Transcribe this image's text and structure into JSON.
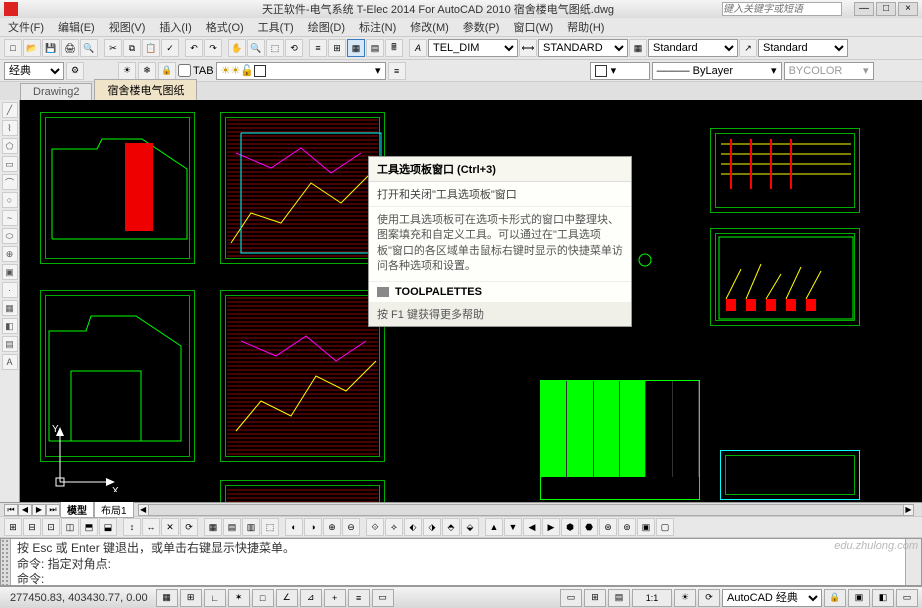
{
  "title": "天正软件-电气系统 T-Elec 2014  For AutoCAD 2010      宿舍楼电气图纸.dwg",
  "search_placeholder": "键入关键字或短语",
  "menu": [
    "文件(F)",
    "编辑(E)",
    "视图(V)",
    "插入(I)",
    "格式(O)",
    "工具(T)",
    "绘图(D)",
    "标注(N)",
    "修改(M)",
    "参数(P)",
    "窗口(W)",
    "帮助(H)"
  ],
  "styles": {
    "dim": "TEL_DIM",
    "text": "STANDARD",
    "table": "Standard",
    "mleader": "Standard"
  },
  "layer_row": {
    "left_label": "经典",
    "tab_checkbox": "TAB",
    "layer_name": "",
    "linetype": "ByLayer",
    "color": "BYCOLOR"
  },
  "doc_tabs": {
    "tab1": "Drawing2",
    "tab2": "宿舍楼电气图纸"
  },
  "tooltip": {
    "title": "工具选项板窗口 (Ctrl+3)",
    "subtitle": "打开和关闭\"工具选项板\"窗口",
    "body": "使用工具选项板可在选项卡形式的窗口中整理块、图案填充和自定义工具。可以通过在\"工具选项板\"窗口的各区域单击鼠标右键时显示的快捷菜单访问各种选项和设置。",
    "command": "TOOLPALETTES",
    "help": "按 F1 键获得更多帮助"
  },
  "layout_tabs": {
    "model": "模型",
    "layout1": "布局1"
  },
  "command": {
    "line1": "按 Esc 或 Enter 键退出，或单击右键显示快捷菜单。",
    "line2": "命令: 指定对角点:",
    "line3": "命令:"
  },
  "status": {
    "coords": "277450.83, 403430.77, 0.00",
    "scale_label": "1:1",
    "annoscale_label": "",
    "workspace": "AutoCAD 经典"
  },
  "ucs": {
    "x": "X",
    "y": "Y"
  },
  "watermark": "edu.zhulong.com"
}
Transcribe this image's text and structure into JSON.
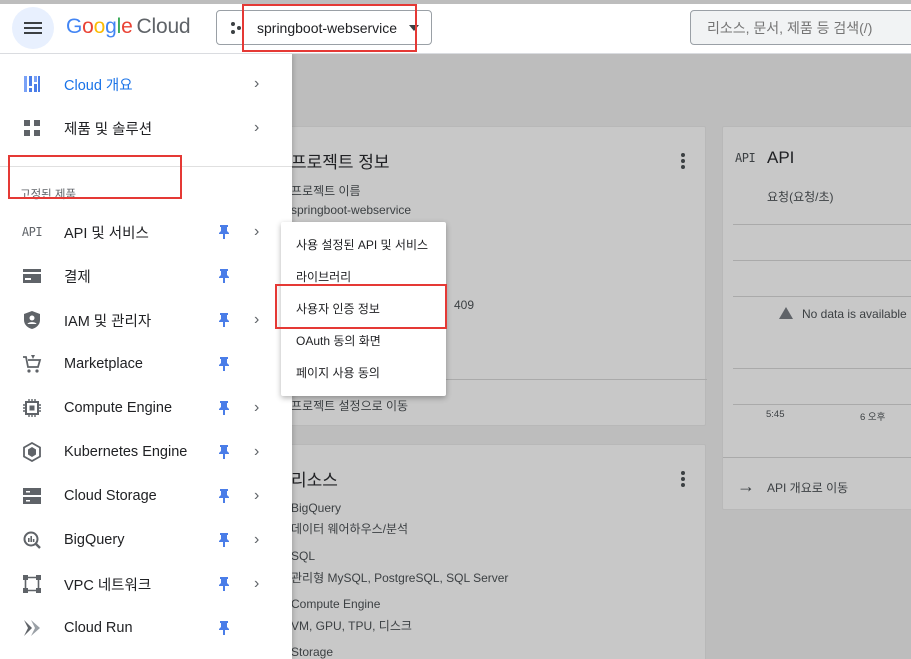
{
  "topbar": {
    "logo_letters": [
      "G",
      "o",
      "o",
      "g",
      "l",
      "e"
    ],
    "logo_suffix": "Cloud",
    "project_name": "springboot-webservice",
    "search_placeholder": "리소스, 문서, 제품 등 검색(/)"
  },
  "drawer": {
    "top_items": [
      {
        "label": "Cloud 개요",
        "icon": "dashboard-icon"
      },
      {
        "label": "제품 및 솔루션",
        "icon": "grid-icon"
      }
    ],
    "pinned_section_label": "고정된 제품",
    "pinned_items": [
      {
        "label": "API 및 서비스",
        "icon_text": "API",
        "chevron": true
      },
      {
        "label": "결제",
        "icon": "billing-icon",
        "chevron": false
      },
      {
        "label": "IAM 및 관리자",
        "icon": "shield-icon",
        "chevron": true
      },
      {
        "label": "Marketplace",
        "icon": "cart-icon",
        "chevron": false
      },
      {
        "label": "Compute Engine",
        "icon": "chip-icon",
        "chevron": true
      },
      {
        "label": "Kubernetes Engine",
        "icon": "hexagon-icon",
        "chevron": true
      },
      {
        "label": "Cloud Storage",
        "icon": "storage-icon",
        "chevron": true
      },
      {
        "label": "BigQuery",
        "icon": "bigquery-icon",
        "chevron": true
      },
      {
        "label": "VPC 네트워크",
        "icon": "network-icon",
        "chevron": true
      },
      {
        "label": "Cloud Run",
        "icon": "run-icon",
        "chevron": false
      }
    ]
  },
  "submenu": {
    "items": [
      "사용 설정된 API 및 서비스",
      "라이브러리",
      "사용자 인증 정보",
      "OAuth 동의 화면",
      "페이지 사용 동의"
    ]
  },
  "project_card": {
    "title": "프로젝트 정보",
    "name_label": "프로젝트 이름",
    "name_value": "springboot-webservice",
    "number_fragment": "409",
    "link": "프로젝트 설정으로 이동"
  },
  "resources_card": {
    "title": "리소스",
    "items": [
      {
        "name": "BigQuery",
        "desc": "데이터 웨어하우스/분석"
      },
      {
        "name": "SQL",
        "desc": "관리형 MySQL, PostgreSQL, SQL Server"
      },
      {
        "name": "Compute Engine",
        "desc": "VM, GPU, TPU, 디스크"
      },
      {
        "name": "Storage",
        "desc": ""
      }
    ]
  },
  "api_card": {
    "icon_text": "API",
    "title": "API",
    "metric": "요청(요청/초)",
    "no_data": "No data is available",
    "x_ticks": [
      "5:45",
      "6 오후"
    ],
    "link": "API 개요로 이동"
  },
  "colors": {
    "accent_blue": "#1a73e8",
    "highlight_red": "#e53935",
    "pin_blue": "#4a7de8"
  }
}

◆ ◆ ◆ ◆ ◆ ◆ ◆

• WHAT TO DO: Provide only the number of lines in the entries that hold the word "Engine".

• RESULT: 3